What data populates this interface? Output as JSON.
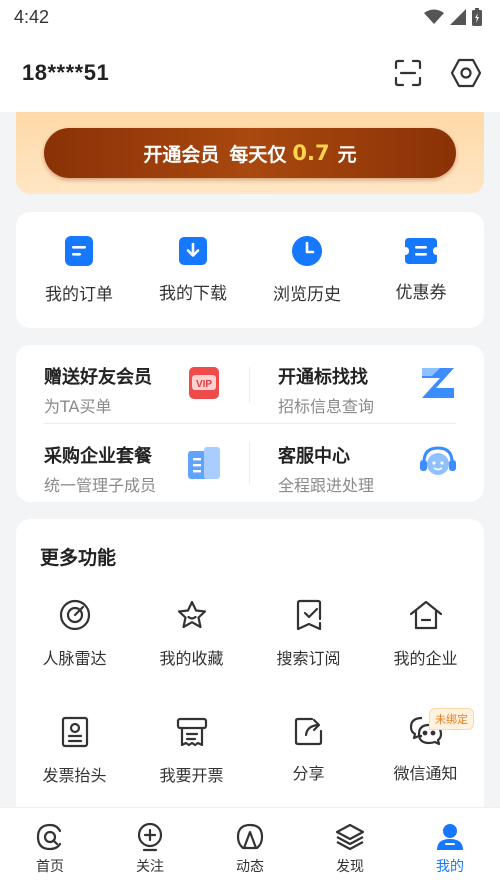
{
  "status": {
    "time": "4:42"
  },
  "header": {
    "phone": "18****51"
  },
  "vip": {
    "label": "开通会员",
    "prefix": "每天仅",
    "price": "0.7",
    "unit": "元"
  },
  "quick": [
    {
      "label": "我的订单",
      "icon": "order-icon"
    },
    {
      "label": "我的下载",
      "icon": "download-icon"
    },
    {
      "label": "浏览历史",
      "icon": "clock-icon"
    },
    {
      "label": "优惠券",
      "icon": "coupon-icon"
    }
  ],
  "promo": [
    {
      "title": "赠送好友会员",
      "sub": "为TA买单",
      "icon": "vip-gift-icon"
    },
    {
      "title": "开通标找找",
      "sub": "招标信息查询",
      "icon": "z-logo-icon"
    },
    {
      "title": "采购企业套餐",
      "sub": "统一管理子成员",
      "icon": "building-icon"
    },
    {
      "title": "客服中心",
      "sub": "全程跟进处理",
      "icon": "customer-service-icon"
    }
  ],
  "more": {
    "title": "更多功能",
    "items": [
      {
        "label": "人脉雷达",
        "icon": "radar-icon"
      },
      {
        "label": "我的收藏",
        "icon": "star-icon"
      },
      {
        "label": "搜索订阅",
        "icon": "subscribe-icon"
      },
      {
        "label": "我的企业",
        "icon": "company-icon"
      },
      {
        "label": "发票抬头",
        "icon": "invoice-title-icon"
      },
      {
        "label": "我要开票",
        "icon": "invoice-icon"
      },
      {
        "label": "分享",
        "icon": "share-icon"
      },
      {
        "label": "微信通知",
        "icon": "wechat-icon",
        "badge": "未绑定"
      }
    ]
  },
  "tabs": [
    {
      "label": "首页",
      "icon": "home-icon"
    },
    {
      "label": "关注",
      "icon": "follow-icon"
    },
    {
      "label": "动态",
      "icon": "activity-icon"
    },
    {
      "label": "发现",
      "icon": "discover-icon"
    },
    {
      "label": "我的",
      "icon": "profile-icon",
      "active": true
    }
  ],
  "colors": {
    "accent": "#1677ff",
    "vip_button": "#8a3206",
    "vip_price": "#ffd54a",
    "vip_banner": "#ffd9a8"
  }
}
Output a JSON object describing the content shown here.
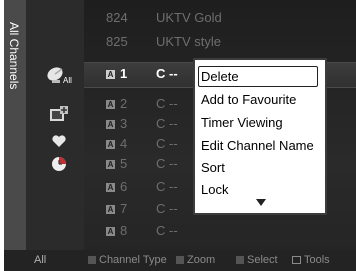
{
  "sidebar": {
    "title": "All Channels"
  },
  "channels": [
    {
      "num": "824",
      "name": "UKTV Gold",
      "badge": ""
    },
    {
      "num": "825",
      "name": "UKTV style",
      "badge": ""
    },
    {
      "num": "1",
      "name": "C --",
      "badge": "A"
    },
    {
      "num": "2",
      "name": "C --",
      "badge": "A"
    },
    {
      "num": "3",
      "name": "C --",
      "badge": "A"
    },
    {
      "num": "4",
      "name": "C --",
      "badge": "A"
    },
    {
      "num": "5",
      "name": "C --",
      "badge": "A"
    },
    {
      "num": "6",
      "name": "C --",
      "badge": "A"
    },
    {
      "num": "7",
      "name": "C --",
      "badge": "A"
    },
    {
      "num": "8",
      "name": "C --",
      "badge": "A"
    }
  ],
  "icons": {
    "all": "All",
    "list": [
      "add-channel-icon",
      "favourite-heart-icon",
      "timer-clock-icon"
    ]
  },
  "menu": {
    "items": [
      "Delete",
      "Add to Favourite",
      "Timer Viewing",
      "Edit Channel Name",
      "Sort",
      "Lock"
    ],
    "selected": "Delete"
  },
  "footer": {
    "all": "All",
    "channel_type": "Channel Type",
    "zoom": "Zoom",
    "select": "Select",
    "tools": "Tools",
    "colors": {
      "red": "#b93a3a",
      "green": "#3a8a3a",
      "yellow": "#c8b83a",
      "blue": "#3a5ab9"
    }
  },
  "colors": {
    "panel": "#1f1f1f",
    "menu_bg": "#ffffff"
  }
}
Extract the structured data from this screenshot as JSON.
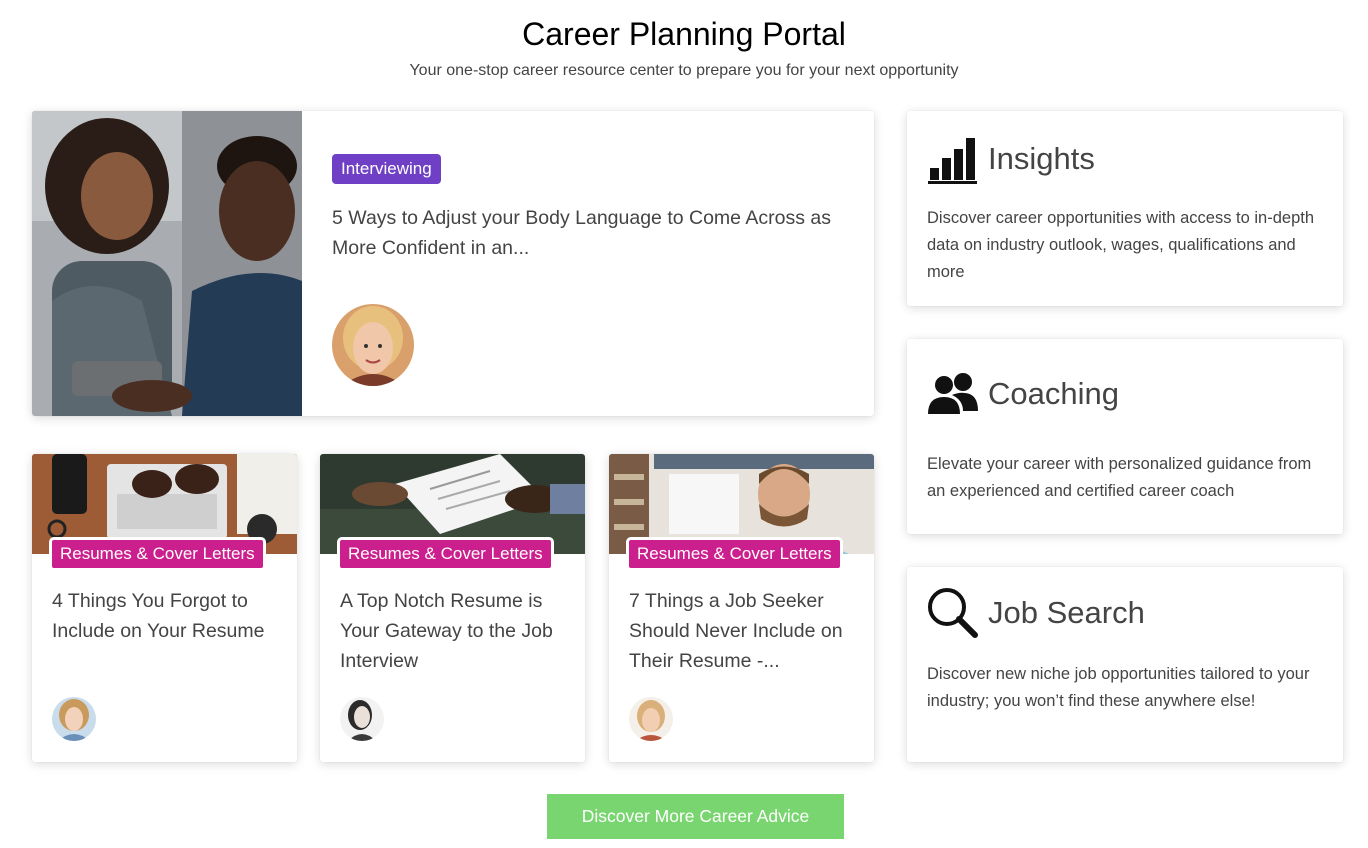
{
  "header": {
    "title": "Career Planning Portal",
    "subtitle": "Your one-stop career resource center to prepare you for your next opportunity"
  },
  "featured": {
    "tag": "Interviewing",
    "title": "5 Ways to Adjust your Body Language to Come Across as More Confident in an...",
    "image": "people-shaking-hands-photo",
    "author_avatar": "woman-author-avatar"
  },
  "articles": [
    {
      "tag": "Resumes & Cover Letters",
      "title": "4 Things You Forgot to Include on Your Resume",
      "image": "laptop-typing-photo",
      "author_avatar": "woman-author-avatar"
    },
    {
      "tag": "Resumes & Cover Letters",
      "title": "A Top Notch Resume is Your Gateway to the Job Interview",
      "image": "resume-handoff-photo",
      "author_avatar": "woman-author-avatar"
    },
    {
      "tag": "Resumes & Cover Letters",
      "title": "7 Things a Job Seeker Should Never Include on Their Resume -...",
      "image": "man-thinking-photo",
      "author_avatar": "woman-author-avatar"
    }
  ],
  "sidebar": [
    {
      "icon": "bar-chart-icon",
      "heading": "Insights",
      "text": "Discover career opportunities with access to in-depth data on industry outlook, wages, qualifications and more"
    },
    {
      "icon": "users-icon",
      "heading": "Coaching",
      "text": "Elevate your career with personalized guidance from an experienced and certified career coach"
    },
    {
      "icon": "search-icon",
      "heading": "Job Search",
      "text": "Discover new niche job opportunities tailored to your industry; you won’t find these anywhere else!"
    }
  ],
  "cta": {
    "label": "Discover More Career Advice"
  },
  "colors": {
    "interviewing_tag": "#6f3fc6",
    "resume_tag": "#cc1f8e",
    "cta_button": "#79d56f"
  }
}
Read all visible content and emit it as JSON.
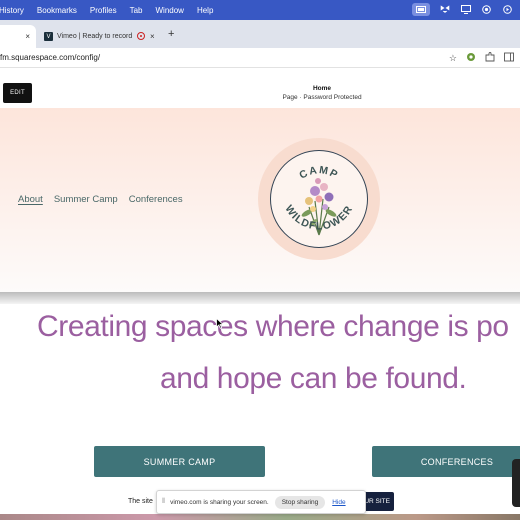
{
  "menubar": {
    "items": [
      "History",
      "Bookmarks",
      "Profiles",
      "Tab",
      "Window",
      "Help"
    ]
  },
  "tabs": {
    "active_close": "×",
    "second_title": "Vimeo | Ready to record",
    "second_favicon": "V",
    "second_close": "×",
    "new_tab": "+"
  },
  "address": {
    "url": "fm.squarespace.com/config/"
  },
  "editor": {
    "edit_label": "EDIT",
    "page_title": "Home",
    "page_subtitle": "Page · Password Protected"
  },
  "site": {
    "nav": [
      {
        "label": "About",
        "current": true
      },
      {
        "label": "Summer Camp",
        "current": false
      },
      {
        "label": "Conferences",
        "current": false
      }
    ],
    "logo_top": "CAMP",
    "logo_bottom": "WILDFLOWER",
    "headline_line1": "Creating spaces where change is po",
    "headline_line2": "and hope can be found.",
    "btn_summer": "SUMMER CAMP",
    "btn_conferences": "CONFERENCES",
    "footer_text": "The site",
    "footer_btn": "UR SITE"
  },
  "share_notice": {
    "grip": "⦀",
    "text": "vimeo.com is sharing your screen.",
    "stop": "Stop sharing",
    "hide": "Hide"
  },
  "colors": {
    "menubar": "#3858c4",
    "headline": "#9b5fa0",
    "teal_button": "#3f7479",
    "nav_text": "#4a6868"
  }
}
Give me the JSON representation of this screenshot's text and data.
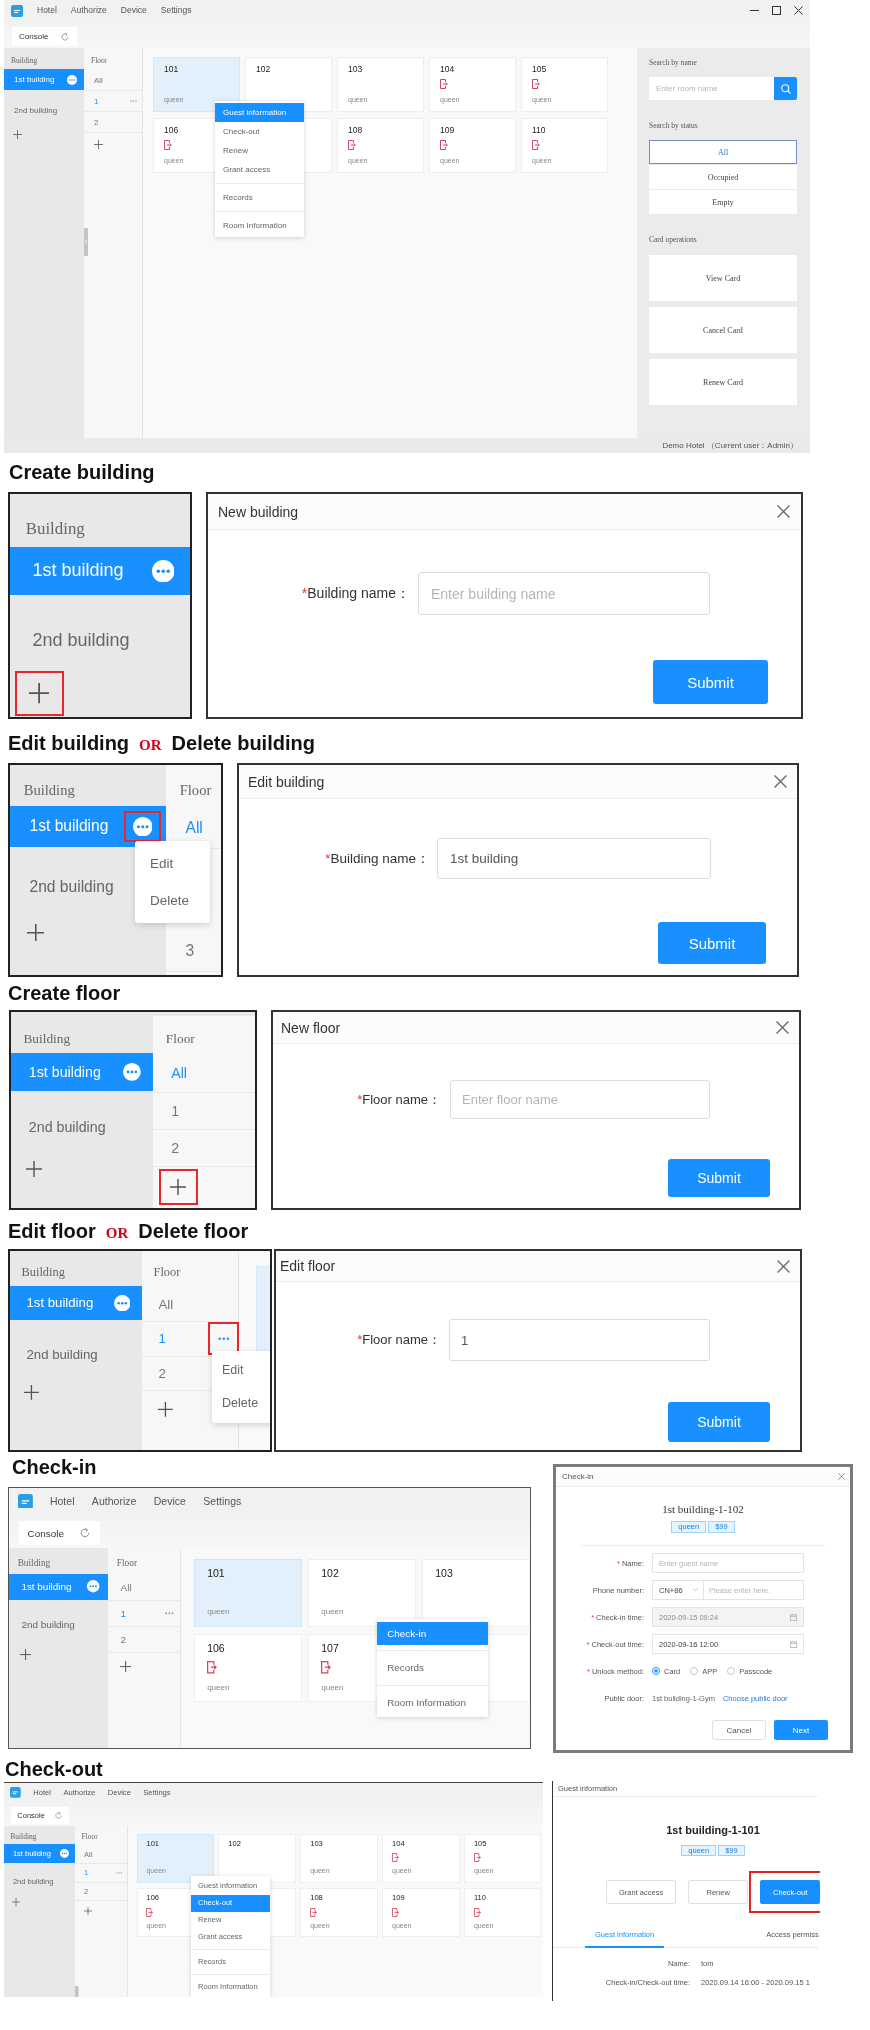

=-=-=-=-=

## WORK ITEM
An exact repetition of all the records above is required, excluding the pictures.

## RESULT
What data populates this interface? Output as JSON.
{
  "status": {
    "time": "4:42"
  },
  "header": {
    "phone": "18****51"
  },
  "vip": {
    "label": "开通会员",
    "prefix": "每天仅",
    "price": "0.7",
    "unit": "元"
  },
  "quick": [
    {
      "label": "我的订单",
      "icon": "order-icon"
    },
    {
      "label": "我的下载",
      "icon": "download-icon"
    },
    {
      "label": "浏览历史",
      "icon": "clock-icon"
    },
    {
      "label": "优惠券",
      "icon": "coupon-icon"
    }
  ],
  "promo": [
    {
      "title": "赠送好友会员",
      "sub": "为TA买单",
      "icon": "vip-gift-icon"
    },
    {
      "title": "开通标找找",
      "sub": "招标信息查询",
      "icon": "z-logo-icon"
    },
    {
      "title": "采购企业套餐",
      "sub": "统一管理子成员",
      "icon": "building-icon"
    },
    {
      "title": "客服中心",
      "sub": "全程跟进处理",
      "icon": "customer-service-icon"
    }
  ],
  "more": {
    "title": "更多功能",
    "items": [
      {
        "label": "人脉雷达",
        "icon": "radar-icon"
      },
      {
        "label": "我的收藏",
        "icon": "star-icon"
      },
      {
        "label": "搜索订阅",
        "icon": "subscribe-icon"
      },
      {
        "label": "我的企业",
        "icon": "company-icon"
      },
      {
        "label": "发票抬头",
        "icon": "invoice-title-icon"
      },
      {
        "label": "我要开票",
        "icon": "invoice-icon"
      },
      {
        "label": "分享",
        "icon": "share-icon"
      },
      {
        "label": "微信通知",
        "icon": "wechat-icon",
        "badge": "未绑定"
      }
    ]
  },
  "tabs": [
    {
      "label": "首页",
      "icon": "home-icon"
    },
    {
      "label": "关注",
      "icon": "follow-icon"
    },
    {
      "label": "动态",
      "icon": "activity-icon"
    },
    {
      "label": "发现",
      "icon": "discover-icon"
    },
    {
      "label": "我的",
      "icon": "profile-icon",
      "active": true
    }
  ],
  "colors": {
    "accent": "#1677ff",
    "vip_button": "#8a3206",
    "vip_price": "#ffd54a",
    "vip_banner": "#ffd9a8"
  }
}
Output a JSON object describing the content shown here.
{
  "sidebar": {
    "title": "All Channels"
  },
  "channels": [
    {
      "num": "824",
      "name": "UKTV Gold",
      "badge": ""
    },
    {
      "num": "825",
      "name": "UKTV style",
      "badge": ""
    },
    {
      "num": "1",
      "name": "C --",
      "badge": "A"
    },
    {
      "num": "2",
      "name": "C --",
      "badge": "A"
    },
    {
      "num": "3",
      "name": "C --",
      "badge": "A"
    },
    {
      "num": "4",
      "name": "C --",
      "badge": "A"
    },
    {
      "num": "5",
      "name": "C --",
      "badge": "A"
    },
    {
      "num": "6",
      "name": "C --",
      "badge": "A"
    },
    {
      "num": "7",
      "name": "C --",
      "badge": "A"
    },
    {
      "num": "8",
      "name": "C --",
      "badge": "A"
    }
  ],
  "icons": {
    "all": "All",
    "list": [
      "add-channel-icon",
      "favourite-heart-icon",
      "timer-clock-icon"
    ]
  },
  "menu": {
    "items": [
      "Delete",
      "Add to Favourite",
      "Timer Viewing",
      "Edit Channel Name",
      "Sort",
      "Lock"
    ],
    "selected": "Delete"
  },
  "footer": {
    "all": "All",
    "channel_type": "Channel Type",
    "zoom": "Zoom",
    "select": "Select",
    "tools": "Tools",
    "colors": {
      "red": "#b93a3a",
      "green": "#3a8a3a",
      "yellow": "#c8b83a",
      "blue": "#3a5ab9"
    }
  },
  "colors": {
    "panel": "#1f1f1f",
    "menu_bg": "#ffffff"
  }
}
Extract the structured data from this screenshot as JSON.
{
  "header": {
    "title": "Career Planning Portal",
    "subtitle": "Your one-stop career resource center to prepare you for your next opportunity"
  },
  "featured": {
    "tag": "Interviewing",
    "title": "5 Ways to Adjust your Body Language to Come Across as More Confident in an...",
    "image": "people-shaking-hands-photo",
    "author_avatar": "woman-author-avatar"
  },
  "articles": [
    {
      "tag": "Resumes & Cover Letters",
      "title": "4 Things You Forgot to Include on Your Resume",
      "image": "laptop-typing-photo",
      "author_avatar": "woman-author-avatar"
    },
    {
      "tag": "Resumes & Cover Letters",
      "title": "A Top Notch Resume is Your Gateway to the Job Interview",
      "image": "resume-handoff-photo",
      "author_avatar": "woman-author-avatar"
    },
    {
      "tag": "Resumes & Cover Letters",
      "title": "7 Things a Job Seeker Should Never Include on Their Resume -...",
      "image": "man-thinking-photo",
      "author_avatar": "woman-author-avatar"
    }
  ],
  "sidebar": [
    {
      "icon": "bar-chart-icon",
      "heading": "Insights",
      "text": "Discover career opportunities with access to in-depth data on industry outlook, wages, qualifications and more"
    },
    {
      "icon": "users-icon",
      "heading": "Coaching",
      "text": "Elevate your career with personalized guidance from an experienced and certified career coach"
    },
    {
      "icon": "search-icon",
      "heading": "Job Search",
      "text": "Discover new niche job opportunities tailored to your industry; you won’t find these anywhere else!"
    }
  ],
  "cta": {
    "label": "Discover More Career Advice"
  },
  "colors": {
    "interviewing_tag": "#6f3fc6",
    "resume_tag": "#cc1f8e",
    "cta_button": "#79d56f"
  }
}
Read all visible content and emit it as JSON.
{
  "menubar": {
    "items": [
      "History",
      "Bookmarks",
      "Profiles",
      "Tab",
      "Window",
      "Help"
    ]
  },
  "tabs": {
    "active_close": "×",
    "second_title": "Vimeo | Ready to record",
    "second_favicon": "V",
    "second_close": "×",
    "new_tab": "+"
  },
  "address": {
    "url": "fm.squarespace.com/config/"
  },
  "editor": {
    "edit_label": "EDIT",
    "page_title": "Home",
    "page_subtitle": "Page · Password Protected"
  },
  "site": {
    "nav": [
      {
        "label": "About",
        "current": true
      },
      {
        "label": "Summer Camp",
        "current": false
      },
      {
        "label": "Conferences",
        "current": false
      }
    ],
    "logo_top": "CAMP",
    "logo_bottom": "WILDFLOWER",
    "headline_line1": "Creating spaces where change is po",
    "headline_line2": "and hope can be found.",
    "btn_summer": "SUMMER CAMP",
    "btn_conferences": "CONFERENCES",
    "footer_text": "The site",
    "footer_btn": "UR SITE"
  },
  "share_notice": {
    "grip": "⦀",
    "text": "vimeo.com is sharing your screen.",
    "stop": "Stop sharing",
    "hide": "Hide"
  },
  "colors": {
    "menubar": "#3858c4",
    "headline": "#9b5fa0",
    "teal_button": "#3f7479",
    "nav_text": "#4a6868"
  }
}
Give me the JSON representation of this screenshot's text and data.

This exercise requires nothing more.